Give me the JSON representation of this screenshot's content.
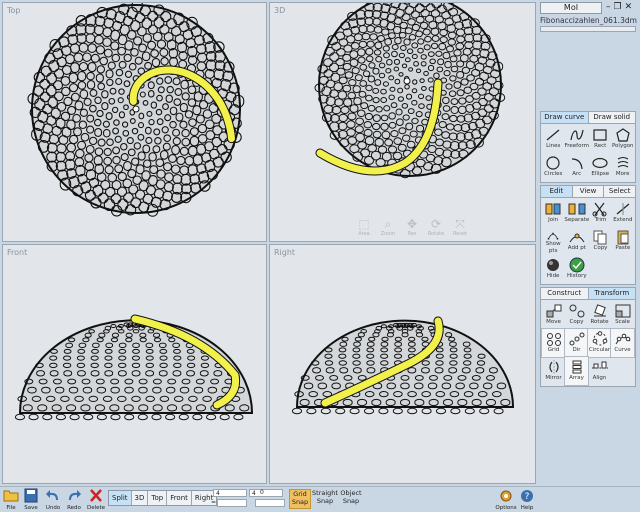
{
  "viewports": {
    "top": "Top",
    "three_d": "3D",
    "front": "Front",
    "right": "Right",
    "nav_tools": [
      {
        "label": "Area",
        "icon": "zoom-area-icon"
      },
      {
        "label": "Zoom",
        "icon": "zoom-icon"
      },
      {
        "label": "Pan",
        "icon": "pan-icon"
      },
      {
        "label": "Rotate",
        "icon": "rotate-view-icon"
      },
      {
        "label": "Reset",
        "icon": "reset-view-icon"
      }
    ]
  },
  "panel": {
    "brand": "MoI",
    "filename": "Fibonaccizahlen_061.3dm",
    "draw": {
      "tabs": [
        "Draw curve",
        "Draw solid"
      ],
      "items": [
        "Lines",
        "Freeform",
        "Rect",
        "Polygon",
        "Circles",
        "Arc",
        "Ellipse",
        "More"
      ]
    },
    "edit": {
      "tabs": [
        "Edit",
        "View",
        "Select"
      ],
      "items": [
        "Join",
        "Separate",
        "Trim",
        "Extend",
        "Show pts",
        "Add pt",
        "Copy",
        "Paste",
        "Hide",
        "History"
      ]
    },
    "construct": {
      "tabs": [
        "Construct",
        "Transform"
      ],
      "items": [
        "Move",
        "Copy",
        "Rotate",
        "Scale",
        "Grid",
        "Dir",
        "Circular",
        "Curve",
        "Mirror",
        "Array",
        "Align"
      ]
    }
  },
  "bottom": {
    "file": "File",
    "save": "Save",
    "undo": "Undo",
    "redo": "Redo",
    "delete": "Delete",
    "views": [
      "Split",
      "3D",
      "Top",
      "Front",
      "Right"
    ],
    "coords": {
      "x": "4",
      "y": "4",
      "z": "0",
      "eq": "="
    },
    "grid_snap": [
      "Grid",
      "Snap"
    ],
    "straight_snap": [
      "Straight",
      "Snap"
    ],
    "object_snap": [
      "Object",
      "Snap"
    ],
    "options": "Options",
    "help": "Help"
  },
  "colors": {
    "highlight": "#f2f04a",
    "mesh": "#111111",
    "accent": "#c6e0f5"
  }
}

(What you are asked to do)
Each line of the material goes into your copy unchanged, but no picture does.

(Your response)
Give me the JSON representation of this screenshot's content.
{
  "viewports": {
    "top": "Top",
    "three_d": "3D",
    "front": "Front",
    "right": "Right",
    "nav_tools": [
      {
        "label": "Area",
        "icon": "zoom-area-icon"
      },
      {
        "label": "Zoom",
        "icon": "zoom-icon"
      },
      {
        "label": "Pan",
        "icon": "pan-icon"
      },
      {
        "label": "Rotate",
        "icon": "rotate-view-icon"
      },
      {
        "label": "Reset",
        "icon": "reset-view-icon"
      }
    ]
  },
  "panel": {
    "brand": "MoI",
    "filename": "Fibonaccizahlen_061.3dm",
    "draw": {
      "tabs": [
        "Draw curve",
        "Draw solid"
      ],
      "items": [
        "Lines",
        "Freeform",
        "Rect",
        "Polygon",
        "Circles",
        "Arc",
        "Ellipse",
        "More"
      ]
    },
    "edit": {
      "tabs": [
        "Edit",
        "View",
        "Select"
      ],
      "items": [
        "Join",
        "Separate",
        "Trim",
        "Extend",
        "Show pts",
        "Add pt",
        "Copy",
        "Paste",
        "Hide",
        "History"
      ]
    },
    "construct": {
      "tabs": [
        "Construct",
        "Transform"
      ],
      "items": [
        "Move",
        "Copy",
        "Rotate",
        "Scale",
        "Grid",
        "Dir",
        "Circular",
        "Curve",
        "Mirror",
        "Array",
        "Align"
      ]
    }
  },
  "bottom": {
    "file": "File",
    "save": "Save",
    "undo": "Undo",
    "redo": "Redo",
    "delete": "Delete",
    "views": [
      "Split",
      "3D",
      "Top",
      "Front",
      "Right"
    ],
    "coords": {
      "x": "4",
      "y": "4",
      "z": "0",
      "eq": "="
    },
    "grid_snap": [
      "Grid",
      "Snap"
    ],
    "straight_snap": [
      "Straight",
      "Snap"
    ],
    "object_snap": [
      "Object",
      "Snap"
    ],
    "options": "Options",
    "help": "Help"
  },
  "colors": {
    "highlight": "#f2f04a",
    "mesh": "#111111",
    "accent": "#c6e0f5"
  }
}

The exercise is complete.